Data for the task.
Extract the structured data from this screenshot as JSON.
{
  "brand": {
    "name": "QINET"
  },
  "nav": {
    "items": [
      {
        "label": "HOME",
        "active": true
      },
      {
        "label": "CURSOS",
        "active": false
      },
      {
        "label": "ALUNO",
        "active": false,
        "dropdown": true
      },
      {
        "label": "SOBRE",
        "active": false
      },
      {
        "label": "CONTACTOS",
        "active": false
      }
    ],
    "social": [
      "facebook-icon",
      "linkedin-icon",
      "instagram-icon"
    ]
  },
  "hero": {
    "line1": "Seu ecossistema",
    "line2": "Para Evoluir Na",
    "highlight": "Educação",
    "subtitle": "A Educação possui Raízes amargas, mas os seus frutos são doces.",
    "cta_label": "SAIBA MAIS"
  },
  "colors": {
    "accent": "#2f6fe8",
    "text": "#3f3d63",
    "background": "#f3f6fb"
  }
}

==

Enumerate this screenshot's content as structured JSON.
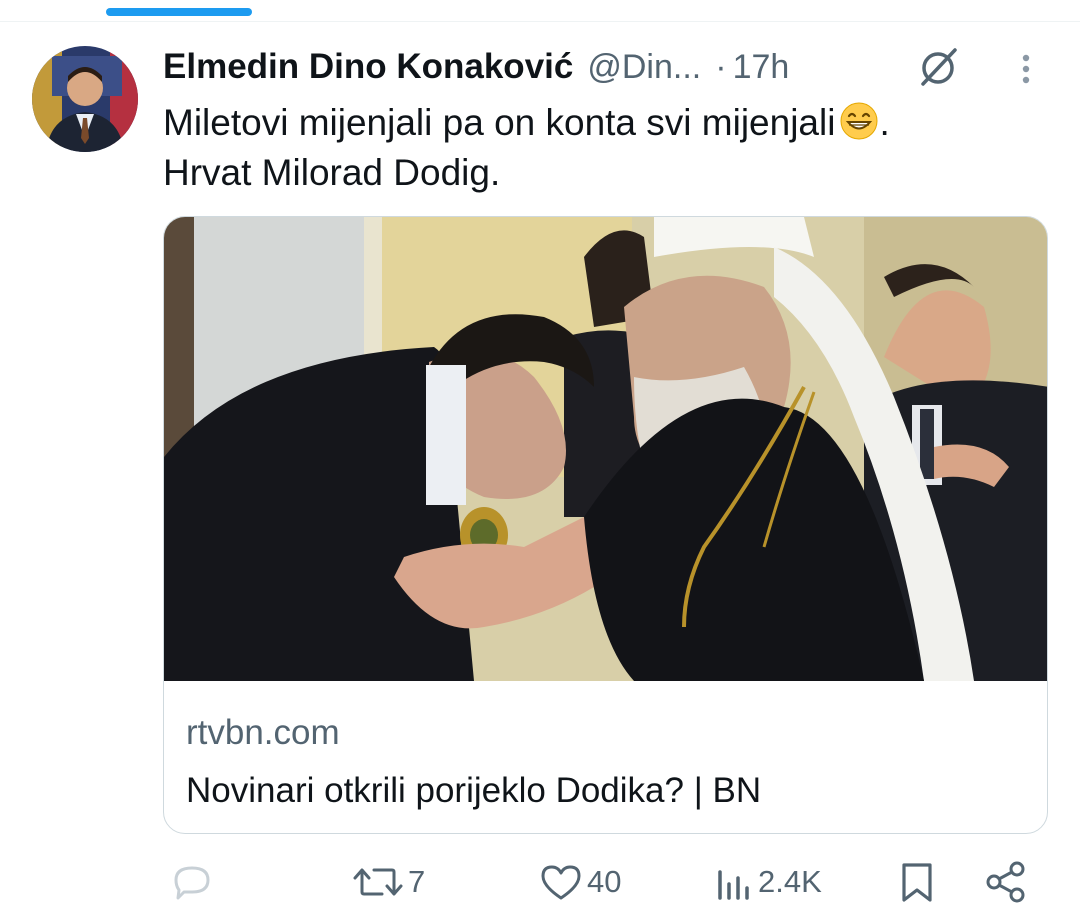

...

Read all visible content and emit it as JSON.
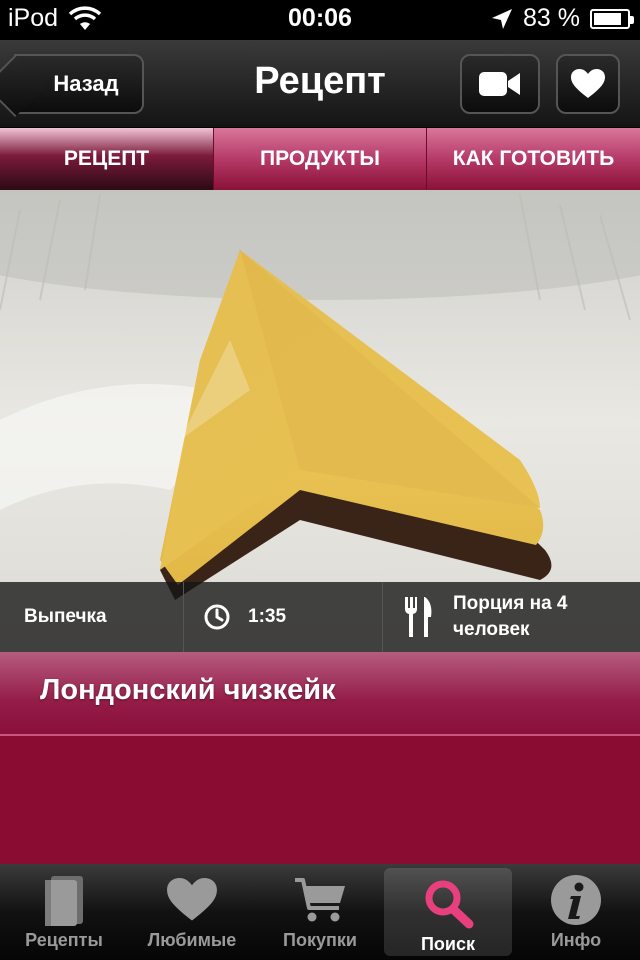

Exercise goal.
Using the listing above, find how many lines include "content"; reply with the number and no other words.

Answer to the exercise.
2